A piece of cartilage that provides cushion between the femur and tibia.

Orthopedic surgeon
A physician who is trained to perform surgical treatment for orthopedic injuries.

Assistive devices such as braces which support weakened limbs or joints.

A disease which typically affects premenopausal women and causes decreased bone density.

Patella —
The triangular bone that protects the knee joint. Also referred to as the ‘kneecap.’

Patellar tendinitis
An injury which results from overuse and affects the patellar tendon. Also referred to as ‘jumper’s knee.’

Patellar tendon —
A tendon that extends from the quadriceps and attaches to the tibia, allowing extension of the knee joint.

Pelvic bone
The bone located at the bottom of the spine and extends to the hip joint.

Radius —
The small bone of the forearm that is located on the same side as the thumb.

Range of motion —
The full movement potential of a joint, typically concerning flexion and extension.

Rest —
The first stage of R.I.C.E treatment which encourages rest of the injured area for a faster recovery.

A form of treatment for the initial period after an injury which stands for Rest, Ice, Compression and Elevation.

Rotator cuff
Formed by a group of muscles located in the shoulder muscles that stabilize the shoulder joint.

The bone that connects the humerus to the clavical. Also referred to as the ‘shoulder blade.’

Scapulothoracic joint
A major joint located in the shoulder.

A part of the body made up of the clavicle, scapula and the humerus which attaches the arm to the torso.

A device used to immobilize the injured area.

An injury which results when a ligament is forced to stretch beyond its capacity.

The bone located where the foot and leg meet. Also referred to as the ‘ankle bone.’

Inflammation of a tendon.

Tough tissue that connects the muscle to the bone.

The body part which contains the heart and lungs.
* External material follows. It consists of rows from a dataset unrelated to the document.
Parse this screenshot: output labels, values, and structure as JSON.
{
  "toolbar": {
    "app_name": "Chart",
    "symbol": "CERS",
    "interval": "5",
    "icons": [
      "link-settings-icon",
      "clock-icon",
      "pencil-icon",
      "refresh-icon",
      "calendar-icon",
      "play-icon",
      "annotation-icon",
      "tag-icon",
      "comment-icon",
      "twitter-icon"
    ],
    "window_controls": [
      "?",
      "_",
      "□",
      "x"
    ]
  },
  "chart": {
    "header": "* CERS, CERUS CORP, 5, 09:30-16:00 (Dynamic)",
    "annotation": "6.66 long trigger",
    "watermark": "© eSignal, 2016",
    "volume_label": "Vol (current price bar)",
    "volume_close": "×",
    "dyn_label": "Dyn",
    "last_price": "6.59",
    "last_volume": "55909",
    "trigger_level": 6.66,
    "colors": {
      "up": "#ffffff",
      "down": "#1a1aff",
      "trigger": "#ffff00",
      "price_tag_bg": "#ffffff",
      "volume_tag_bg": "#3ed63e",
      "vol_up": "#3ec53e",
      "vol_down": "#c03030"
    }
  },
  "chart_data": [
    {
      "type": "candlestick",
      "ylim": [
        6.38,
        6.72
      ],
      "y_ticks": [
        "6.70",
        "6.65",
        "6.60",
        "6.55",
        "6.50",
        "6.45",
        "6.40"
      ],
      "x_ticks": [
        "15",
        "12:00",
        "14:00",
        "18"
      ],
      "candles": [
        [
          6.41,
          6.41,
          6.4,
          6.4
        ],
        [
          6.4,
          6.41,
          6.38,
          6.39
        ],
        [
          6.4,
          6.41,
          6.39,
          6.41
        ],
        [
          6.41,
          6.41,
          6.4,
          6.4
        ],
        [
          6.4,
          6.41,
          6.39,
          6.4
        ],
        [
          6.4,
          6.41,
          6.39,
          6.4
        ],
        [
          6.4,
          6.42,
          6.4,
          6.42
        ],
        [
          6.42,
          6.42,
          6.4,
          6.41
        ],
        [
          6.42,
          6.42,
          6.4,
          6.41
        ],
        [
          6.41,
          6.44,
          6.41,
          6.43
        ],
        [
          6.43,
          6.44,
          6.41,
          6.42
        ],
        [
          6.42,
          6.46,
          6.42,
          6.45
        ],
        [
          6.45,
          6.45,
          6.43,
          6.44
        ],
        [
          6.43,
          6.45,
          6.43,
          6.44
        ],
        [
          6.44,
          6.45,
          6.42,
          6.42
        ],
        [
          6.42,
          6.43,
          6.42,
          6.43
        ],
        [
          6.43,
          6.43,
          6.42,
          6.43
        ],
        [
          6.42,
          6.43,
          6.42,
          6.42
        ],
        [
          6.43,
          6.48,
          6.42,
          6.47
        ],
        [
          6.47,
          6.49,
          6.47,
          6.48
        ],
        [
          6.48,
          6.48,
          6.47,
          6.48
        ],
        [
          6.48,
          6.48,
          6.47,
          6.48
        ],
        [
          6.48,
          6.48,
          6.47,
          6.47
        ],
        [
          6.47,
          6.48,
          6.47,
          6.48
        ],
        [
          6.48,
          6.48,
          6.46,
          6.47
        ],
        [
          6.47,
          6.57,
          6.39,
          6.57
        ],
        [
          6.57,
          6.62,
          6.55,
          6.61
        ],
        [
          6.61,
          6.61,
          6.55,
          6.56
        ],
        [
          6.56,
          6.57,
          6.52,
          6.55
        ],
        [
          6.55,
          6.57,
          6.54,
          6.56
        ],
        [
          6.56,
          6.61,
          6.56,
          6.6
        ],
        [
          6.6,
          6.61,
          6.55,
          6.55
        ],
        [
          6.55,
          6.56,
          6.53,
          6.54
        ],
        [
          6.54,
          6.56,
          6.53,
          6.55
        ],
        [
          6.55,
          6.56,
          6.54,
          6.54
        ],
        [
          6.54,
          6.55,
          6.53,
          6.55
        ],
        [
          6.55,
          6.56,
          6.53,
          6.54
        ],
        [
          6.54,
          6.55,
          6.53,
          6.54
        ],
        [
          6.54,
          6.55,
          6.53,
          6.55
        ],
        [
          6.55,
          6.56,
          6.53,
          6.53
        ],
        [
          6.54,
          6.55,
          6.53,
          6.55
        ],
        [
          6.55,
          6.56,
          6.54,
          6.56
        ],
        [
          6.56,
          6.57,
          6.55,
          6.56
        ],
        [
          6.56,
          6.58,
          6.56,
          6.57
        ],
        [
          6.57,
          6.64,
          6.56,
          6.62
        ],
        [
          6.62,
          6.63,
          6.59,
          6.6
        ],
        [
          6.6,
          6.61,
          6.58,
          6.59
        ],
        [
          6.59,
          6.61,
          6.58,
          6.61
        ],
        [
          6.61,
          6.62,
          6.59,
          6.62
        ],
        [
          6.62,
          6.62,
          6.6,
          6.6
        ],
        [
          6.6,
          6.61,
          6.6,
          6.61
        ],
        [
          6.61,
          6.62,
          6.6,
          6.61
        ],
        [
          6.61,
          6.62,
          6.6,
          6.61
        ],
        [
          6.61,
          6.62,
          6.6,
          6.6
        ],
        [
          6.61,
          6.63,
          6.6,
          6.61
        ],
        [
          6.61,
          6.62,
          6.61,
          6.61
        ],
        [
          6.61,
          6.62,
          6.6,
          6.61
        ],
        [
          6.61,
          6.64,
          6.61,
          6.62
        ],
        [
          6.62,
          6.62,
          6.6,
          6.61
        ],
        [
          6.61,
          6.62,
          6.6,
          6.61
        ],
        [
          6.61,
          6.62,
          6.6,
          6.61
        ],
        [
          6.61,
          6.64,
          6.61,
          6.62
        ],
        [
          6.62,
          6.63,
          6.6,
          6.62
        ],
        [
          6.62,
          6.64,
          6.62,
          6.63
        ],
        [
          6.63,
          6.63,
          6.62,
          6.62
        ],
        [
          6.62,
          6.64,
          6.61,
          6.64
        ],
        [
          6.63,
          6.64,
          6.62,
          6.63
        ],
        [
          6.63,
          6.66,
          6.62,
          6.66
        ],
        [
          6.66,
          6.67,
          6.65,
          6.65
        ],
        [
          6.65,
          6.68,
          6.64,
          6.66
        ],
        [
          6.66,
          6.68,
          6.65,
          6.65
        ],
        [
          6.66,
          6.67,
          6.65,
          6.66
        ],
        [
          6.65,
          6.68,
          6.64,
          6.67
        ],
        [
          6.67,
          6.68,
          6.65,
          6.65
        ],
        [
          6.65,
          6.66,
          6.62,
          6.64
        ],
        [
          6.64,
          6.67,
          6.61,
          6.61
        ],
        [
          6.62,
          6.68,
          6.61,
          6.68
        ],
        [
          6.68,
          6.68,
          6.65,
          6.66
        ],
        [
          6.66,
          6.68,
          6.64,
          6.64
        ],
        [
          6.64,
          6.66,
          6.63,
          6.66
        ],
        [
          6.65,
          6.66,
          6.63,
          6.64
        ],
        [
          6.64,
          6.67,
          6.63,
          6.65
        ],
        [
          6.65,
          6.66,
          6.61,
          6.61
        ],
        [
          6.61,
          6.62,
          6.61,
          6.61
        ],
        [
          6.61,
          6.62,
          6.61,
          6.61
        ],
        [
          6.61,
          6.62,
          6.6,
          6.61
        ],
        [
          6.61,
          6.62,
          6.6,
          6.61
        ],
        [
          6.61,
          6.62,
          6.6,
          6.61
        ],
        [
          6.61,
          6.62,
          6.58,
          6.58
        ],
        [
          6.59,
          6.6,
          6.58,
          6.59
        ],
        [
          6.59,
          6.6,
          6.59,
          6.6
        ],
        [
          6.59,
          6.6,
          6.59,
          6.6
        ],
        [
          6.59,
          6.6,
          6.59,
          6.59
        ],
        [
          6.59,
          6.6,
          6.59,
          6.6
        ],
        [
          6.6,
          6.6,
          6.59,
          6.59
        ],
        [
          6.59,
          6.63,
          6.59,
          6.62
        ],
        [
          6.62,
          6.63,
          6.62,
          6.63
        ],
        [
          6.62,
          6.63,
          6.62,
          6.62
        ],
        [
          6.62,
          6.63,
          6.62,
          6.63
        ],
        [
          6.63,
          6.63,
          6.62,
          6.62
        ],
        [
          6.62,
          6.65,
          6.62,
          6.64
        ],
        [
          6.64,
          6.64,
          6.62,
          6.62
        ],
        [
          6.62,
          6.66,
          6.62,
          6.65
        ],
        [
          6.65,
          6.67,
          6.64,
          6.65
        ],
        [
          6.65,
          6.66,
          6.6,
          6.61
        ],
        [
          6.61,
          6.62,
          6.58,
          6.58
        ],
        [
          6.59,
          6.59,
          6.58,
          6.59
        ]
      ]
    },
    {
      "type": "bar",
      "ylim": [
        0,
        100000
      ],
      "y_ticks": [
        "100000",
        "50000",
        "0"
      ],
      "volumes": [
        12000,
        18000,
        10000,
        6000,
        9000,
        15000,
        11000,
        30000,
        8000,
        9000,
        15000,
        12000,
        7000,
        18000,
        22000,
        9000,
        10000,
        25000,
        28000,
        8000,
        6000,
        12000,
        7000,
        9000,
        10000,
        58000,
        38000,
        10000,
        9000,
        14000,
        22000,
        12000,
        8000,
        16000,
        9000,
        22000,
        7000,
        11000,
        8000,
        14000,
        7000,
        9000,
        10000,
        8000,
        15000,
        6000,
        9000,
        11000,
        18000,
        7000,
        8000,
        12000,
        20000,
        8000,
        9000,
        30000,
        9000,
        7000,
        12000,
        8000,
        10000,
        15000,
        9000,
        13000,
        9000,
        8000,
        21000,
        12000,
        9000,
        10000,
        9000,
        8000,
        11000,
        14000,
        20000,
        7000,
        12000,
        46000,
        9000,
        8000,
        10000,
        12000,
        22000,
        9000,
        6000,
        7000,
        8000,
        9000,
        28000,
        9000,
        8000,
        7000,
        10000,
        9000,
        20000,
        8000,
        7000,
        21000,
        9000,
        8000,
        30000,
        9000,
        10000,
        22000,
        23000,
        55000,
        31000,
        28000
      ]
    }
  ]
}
Also referred to as the ‘chest.’

Tibia —
The inner, larger bone of the lower leg.

Ulna —
The large bone in the forearm that is located on the same side as the little finger.

Ulnar nerves
The major nerves of the hand which extend through the arm.

Made up of two rows of small bones and connects the forearm and the hand.


February 22, 2013